In Defendants' Emergency Motion to Amend Scheduling Order and to Extend Expert Discovery and Motion for Continuance, as support for their request to extend the expert designation deadline by 90 days, Defendants asserted that "none of the designated experts have qualified themselves as being competent to provide alter ego opinions." Defs.' Mot. ¶ 37 (Doc. 774). Although not before the court at this juncture, given this concession by Defendants, the court questions whether any of Defendants' designated experts will be qualified to testify on alter ego matters under Federal Rule of Evidence 702.
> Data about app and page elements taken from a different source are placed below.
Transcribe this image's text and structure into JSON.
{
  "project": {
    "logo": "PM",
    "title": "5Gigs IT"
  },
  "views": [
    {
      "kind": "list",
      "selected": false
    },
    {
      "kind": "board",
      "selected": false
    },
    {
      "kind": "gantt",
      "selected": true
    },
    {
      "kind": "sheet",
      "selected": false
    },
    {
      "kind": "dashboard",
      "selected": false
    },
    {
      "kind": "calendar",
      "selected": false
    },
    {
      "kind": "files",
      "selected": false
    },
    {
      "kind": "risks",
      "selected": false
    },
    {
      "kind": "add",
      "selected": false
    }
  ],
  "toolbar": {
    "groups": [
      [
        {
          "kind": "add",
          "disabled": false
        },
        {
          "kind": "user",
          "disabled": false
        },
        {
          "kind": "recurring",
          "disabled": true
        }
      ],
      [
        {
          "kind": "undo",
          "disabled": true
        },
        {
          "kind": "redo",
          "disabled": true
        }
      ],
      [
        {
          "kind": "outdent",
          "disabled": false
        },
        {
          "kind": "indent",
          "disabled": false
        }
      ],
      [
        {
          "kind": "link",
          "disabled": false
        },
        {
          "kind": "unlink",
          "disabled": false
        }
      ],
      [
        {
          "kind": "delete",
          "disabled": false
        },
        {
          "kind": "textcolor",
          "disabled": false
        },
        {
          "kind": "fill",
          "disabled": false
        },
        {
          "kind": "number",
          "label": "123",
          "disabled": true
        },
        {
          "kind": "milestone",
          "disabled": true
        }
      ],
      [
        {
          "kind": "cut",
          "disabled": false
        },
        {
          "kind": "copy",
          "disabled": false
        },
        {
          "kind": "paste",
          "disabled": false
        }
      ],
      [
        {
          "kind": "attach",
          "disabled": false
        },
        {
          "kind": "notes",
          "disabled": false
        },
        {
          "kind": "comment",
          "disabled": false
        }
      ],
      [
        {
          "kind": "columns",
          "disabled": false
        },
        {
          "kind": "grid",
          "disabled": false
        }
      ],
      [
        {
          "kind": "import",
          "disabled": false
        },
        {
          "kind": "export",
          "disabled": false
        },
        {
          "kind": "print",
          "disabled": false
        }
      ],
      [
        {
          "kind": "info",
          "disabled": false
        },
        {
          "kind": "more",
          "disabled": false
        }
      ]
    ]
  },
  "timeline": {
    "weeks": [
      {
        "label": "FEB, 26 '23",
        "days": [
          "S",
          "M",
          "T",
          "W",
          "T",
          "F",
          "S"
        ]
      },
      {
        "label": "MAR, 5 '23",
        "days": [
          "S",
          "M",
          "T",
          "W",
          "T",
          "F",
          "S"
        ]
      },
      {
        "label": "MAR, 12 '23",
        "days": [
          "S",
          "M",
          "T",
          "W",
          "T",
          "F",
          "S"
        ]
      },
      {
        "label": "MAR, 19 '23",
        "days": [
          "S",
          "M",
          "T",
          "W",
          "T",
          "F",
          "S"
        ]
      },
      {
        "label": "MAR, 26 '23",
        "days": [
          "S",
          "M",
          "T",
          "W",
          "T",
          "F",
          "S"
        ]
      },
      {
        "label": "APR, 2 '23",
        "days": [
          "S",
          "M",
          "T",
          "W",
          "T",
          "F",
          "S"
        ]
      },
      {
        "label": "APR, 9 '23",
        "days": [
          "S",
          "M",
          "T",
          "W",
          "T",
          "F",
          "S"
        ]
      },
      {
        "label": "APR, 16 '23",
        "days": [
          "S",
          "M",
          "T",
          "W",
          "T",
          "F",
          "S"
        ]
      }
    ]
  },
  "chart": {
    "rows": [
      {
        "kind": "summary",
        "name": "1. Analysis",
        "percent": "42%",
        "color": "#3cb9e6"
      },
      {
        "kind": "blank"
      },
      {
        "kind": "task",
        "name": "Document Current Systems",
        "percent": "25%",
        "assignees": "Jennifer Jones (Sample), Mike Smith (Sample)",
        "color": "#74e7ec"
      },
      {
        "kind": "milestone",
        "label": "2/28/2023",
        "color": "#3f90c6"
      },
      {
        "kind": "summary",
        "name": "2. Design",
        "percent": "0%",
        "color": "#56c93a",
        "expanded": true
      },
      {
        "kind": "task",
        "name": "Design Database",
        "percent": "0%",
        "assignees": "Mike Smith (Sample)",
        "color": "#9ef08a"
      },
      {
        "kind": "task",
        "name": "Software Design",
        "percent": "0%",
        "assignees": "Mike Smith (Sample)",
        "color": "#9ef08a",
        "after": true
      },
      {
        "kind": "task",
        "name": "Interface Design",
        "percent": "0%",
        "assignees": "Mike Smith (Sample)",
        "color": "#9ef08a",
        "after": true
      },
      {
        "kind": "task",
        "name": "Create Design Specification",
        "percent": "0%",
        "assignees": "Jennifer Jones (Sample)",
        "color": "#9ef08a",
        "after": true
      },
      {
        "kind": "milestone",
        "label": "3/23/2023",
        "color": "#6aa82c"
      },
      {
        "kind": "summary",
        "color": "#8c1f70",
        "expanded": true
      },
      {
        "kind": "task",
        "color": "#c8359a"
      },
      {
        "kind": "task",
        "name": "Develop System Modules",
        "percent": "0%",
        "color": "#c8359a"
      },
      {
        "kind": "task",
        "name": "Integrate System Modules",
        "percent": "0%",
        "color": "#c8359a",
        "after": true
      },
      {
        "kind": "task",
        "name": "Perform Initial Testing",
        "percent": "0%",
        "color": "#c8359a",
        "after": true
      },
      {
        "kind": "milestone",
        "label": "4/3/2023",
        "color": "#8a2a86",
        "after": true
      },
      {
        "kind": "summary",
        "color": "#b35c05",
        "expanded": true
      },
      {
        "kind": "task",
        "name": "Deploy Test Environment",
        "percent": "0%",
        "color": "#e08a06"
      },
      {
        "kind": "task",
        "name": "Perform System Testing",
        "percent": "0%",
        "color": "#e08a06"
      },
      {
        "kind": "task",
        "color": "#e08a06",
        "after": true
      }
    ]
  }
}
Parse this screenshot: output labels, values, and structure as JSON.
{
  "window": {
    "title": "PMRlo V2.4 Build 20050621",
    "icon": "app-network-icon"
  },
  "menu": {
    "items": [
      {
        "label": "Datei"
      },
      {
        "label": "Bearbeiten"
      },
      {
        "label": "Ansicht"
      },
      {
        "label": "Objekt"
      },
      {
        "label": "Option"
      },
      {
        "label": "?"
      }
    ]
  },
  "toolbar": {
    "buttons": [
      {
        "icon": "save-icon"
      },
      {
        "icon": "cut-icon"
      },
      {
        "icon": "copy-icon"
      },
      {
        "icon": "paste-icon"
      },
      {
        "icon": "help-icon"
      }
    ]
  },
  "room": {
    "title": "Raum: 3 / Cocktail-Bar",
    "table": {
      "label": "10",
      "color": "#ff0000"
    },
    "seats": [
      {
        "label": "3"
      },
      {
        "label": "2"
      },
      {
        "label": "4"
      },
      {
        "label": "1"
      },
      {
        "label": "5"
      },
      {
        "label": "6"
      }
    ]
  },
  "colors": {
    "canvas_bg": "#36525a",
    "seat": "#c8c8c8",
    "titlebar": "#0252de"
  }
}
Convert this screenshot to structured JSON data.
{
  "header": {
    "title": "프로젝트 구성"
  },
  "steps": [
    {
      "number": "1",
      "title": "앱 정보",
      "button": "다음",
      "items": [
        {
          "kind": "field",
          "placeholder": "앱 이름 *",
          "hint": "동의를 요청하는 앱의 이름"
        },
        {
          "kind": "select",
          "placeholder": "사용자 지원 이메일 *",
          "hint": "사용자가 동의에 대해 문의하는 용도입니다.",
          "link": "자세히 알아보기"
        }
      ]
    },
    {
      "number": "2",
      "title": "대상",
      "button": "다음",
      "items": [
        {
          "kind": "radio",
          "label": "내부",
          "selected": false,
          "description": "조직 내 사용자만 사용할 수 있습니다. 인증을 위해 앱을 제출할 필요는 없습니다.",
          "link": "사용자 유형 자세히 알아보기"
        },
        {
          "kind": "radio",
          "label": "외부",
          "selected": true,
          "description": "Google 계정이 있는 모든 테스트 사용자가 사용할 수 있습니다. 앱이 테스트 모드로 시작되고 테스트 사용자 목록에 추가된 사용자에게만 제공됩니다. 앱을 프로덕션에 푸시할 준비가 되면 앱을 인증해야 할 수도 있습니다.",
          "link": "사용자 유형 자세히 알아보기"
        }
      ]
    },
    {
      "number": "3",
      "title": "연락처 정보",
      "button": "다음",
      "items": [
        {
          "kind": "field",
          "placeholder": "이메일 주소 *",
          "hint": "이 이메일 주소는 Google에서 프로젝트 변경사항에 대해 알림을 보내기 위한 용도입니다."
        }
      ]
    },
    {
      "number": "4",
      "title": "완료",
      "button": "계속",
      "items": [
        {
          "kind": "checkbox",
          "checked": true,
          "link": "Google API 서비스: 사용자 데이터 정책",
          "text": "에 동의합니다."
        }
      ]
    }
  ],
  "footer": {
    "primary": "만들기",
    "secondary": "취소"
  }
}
In light of the court's agreement with Plaintiffs' argument that allowing Defendants to identify Mr. Rukavina as an expert on alter ego issues would circumvent its rulings in Clapper X, the court does not reach Plaintiffs' alternative arguments in support of Plaintiffs' Motion to Strike.

B. Supplemental Disclosure that Shamoun & Norman Represent ART Midwest, L.P.

Plaintiffs also move to strike that portion of the Supplemental Disclosures identifying Shamoun & Norman as counsel for ART Midwest, L.P. In response, Defendants argue that Plaintiffs' objection to the supplemental witness disclosure is "misplaced," and that Shamoun & Norman "simply asserts that it may receive notifications and/or requests for Partnership witnesses." Defs.' Resp. 9 (Doc. 9). Having reviewed the designation of prospective witnesses that may be called for and on behalf of ART Midwest, L.P. in Defendants' Supplemental Disclosures, and in light of Defendants' clarification, the court will deny without prejudice Plaintiffs' Motion to Strike the identification of Shamoun & Norman as an entity that may receive notification and/or requests for ART Midwest, L.P. witnesses.

The court denies this portion of Plaintiffs' Motion to Strike without prejudice, recognizing that Plaintiffs may raise this issue, as necessary, in a motion in limine once the court has set this case for trial. --------

C. Defendants' Designation of the "records custodian, agents, members, managers, owners, counsel, employees, representatives, officers and directors of Atlantic XXXI, LLC, as potential witnesses"

Plaintiffs ask the court to strike Defendants' designation of the "records custodian, agents, members, managers, owners, counsel, employees, representatives, officers and directors of Atlantic XXXI, LLC," as potential witnesses. In support, Plaintiffs argue that this designation contradicts Judge Fitzwater's previous summary judgment rulings, dismissing Defendants' equitable estoppel and unclean hands affirmative defenses. Defendants failed to address this argument in response to Plaintiffs' Motion to Strike. Having reviewed Judge Fitzwater's summary judgment rulings, see supra note 4, and in light of Defendants' lack of opposition, the court will grant Plaintiffs' Motion to Strike Defendants' designation of the "records custodian, agents, members, managers, owners, counsel, employees, representatives, officers and directors of Atlantic XXXI, LLC," as potential witnesses.

III. Conclusion

For the foregoing reasons, the court grants in part and denies in part Plaintiffs' Motion to Strike, and denies as moot Plaintiffs' Alternative Motion in Limine (Doc. 863). The court grants Plaintiffs' Motion to Strike Defendants' Supplemental Disclosures insofar as they identify Mr. Rukavina as an expert witness on alter ego issues. Mr. Rukavina's expert testimony, assuming he is ultimately qualified as an expert for trial, will be limited to those topics set forth in Defendants' September 2015 Disclosures. The court grants Plaintiffs' Motion to Strike Defendants' designation of the "records custodian, agents, members, managers, owners, counsel, employees, representatives, officers and directors of Atlantic XXXI, LLC," as potential witnesses and, accordingly, strikes this designation in the Supplemental Disclosures. The court denies without prejudice Plaintiffs' Motion to Strike the identification of Shamoun & Norman as an entity that may receive notification and/or requests for ART Midwest, L.P. witnesses.

It is so ordered this 2nd day of December, 2019.

/s/_________

Sam A. Lindsay

United States District Judge